It’s 7.19am and an unmistakable blast is followed by the thunderous noise of snow moving down the mountain. Somebody’s letting off dynamite. And then silence. Another blast and the same crunching cacophony. Three or four blasts later, the Alpine silence returns. Controlled explosions are an everyday occurrence in the Alps, triggering avalanches that send excess snow safely down the mountain onto the pistes before they’re prepared for the day.
There’s a great enthusiasm, urgency, vitality and life in Belfast. Not least while talking to Phil Ervine about his great passion — gin. Of course, the fact that the gin boom has reached Belfast is not news, but what the regeneration of this magnificent city has spawned is a number of gin bars where once there were previously empty buildings. However, we start our tour of these in the city’s most famous pub, a former gin palace, The Crown Liquor Saloon; owned by the National Trust.
It’s quite hard to drink a pint with an eight-year-old dancing on your shoulders. It’s the closing hours of Wilderness Festival on the Friday night and our kids are getting their fill of Two Door Cinema Club. The Northern Irish trio are proving why they’ve become a headline act, while we’re proving you can take kids to a festival you (actually) want to go to. We’ve done Glastonbury, Bestival, the (sadly departed) Big Chill, Lovebox and many more, but never with kids.
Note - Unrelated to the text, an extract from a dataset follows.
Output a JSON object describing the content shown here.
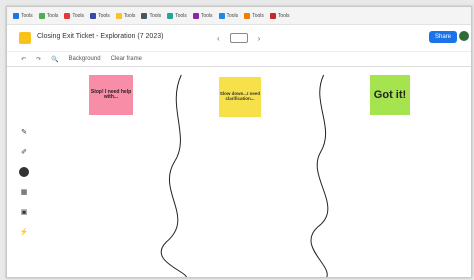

@grantkmartin Ancillary charges, for flag carriers at least, are still something of a novelty over here. Some expect BA to compete with LCCs on price and provide full service; it’s a no win either way.
Muck Rack makes it simple to find people, tweets, or articles that mention any name, keyword, company, hashtag etc. We've compiled this guide to help you make the most of your search.
Selecting a term
Start searching tweets, articles from media outlets, articles mentioned in tweets, journalists'
names, titles and bios with some suggested searches:
Companies or Topics (e.g. iPhone, Microsoft)
Phrases (e.g. "cloud computing") — use quotes to keep the terms together
Twitter handles (e.g. @username) — returns those who have mentioned or replied to
Names (e.g. "David Pogue")
Hashtags (e.g. #sxsw, #london2012)
Bio details (e.g. vegan, Olympics, father)
Muck Rack's Advanced Search allows for many boolean operators.
Find results that mention multiple specified terms, use AND or
+. For example, ensure each result contains both Elon Musk and Mark Zuckerberg by
searching Musk AND Zuckerberg or Musk + Zuckerberg.
Use the operators OR or , to broaden your search when you'd like either of
multiple terms to appear in results. (This is the default behavior of our search when no operators
are used). For example, results will contain either cake or cookie by searching cake OR cookie or cake,cookie
Use NOT or - to subtract results from your search. For
example, searching Disney will yield results about the Walt Disney Company as well as Walt Disney
World Resort. To exclude mentions of Disney World, search for Disney -World or Disney
When using one of these operators with a phrase, enclose it in quotation marks. For example, you can
find results about smartphones excluding Apple's iPhone 4S by searching smartphone -"iPhone
Exact case matching or punctuation
If you're searching for a brand name or keyword that relies on specific punctuation marks or capitalization, you can
find results that match your exact query by adding matchcase: before the keyword you're searching for, like matchcase:E*TRADE .
Use parentheses to separate multiple
boolean phrases. For example, to find journalists talking about having fun in Disney World or
Disneyland, search for ("disney world" OR disneyland) AND fun.
An asterisk can be used to search for any variation of a root word truncated by the asterisk. For example, searching for admin* will return results for administrator, administration, administer, administered, etc.
A near operator is an AND operator where you can control the distance between the words. You can vary the distance the near operation uses by adding a forward slash and number (between 0-99) such as strawberries NEAR/10 "whipped cream", which means the strawberries must exist within 10 words of "whipped cream".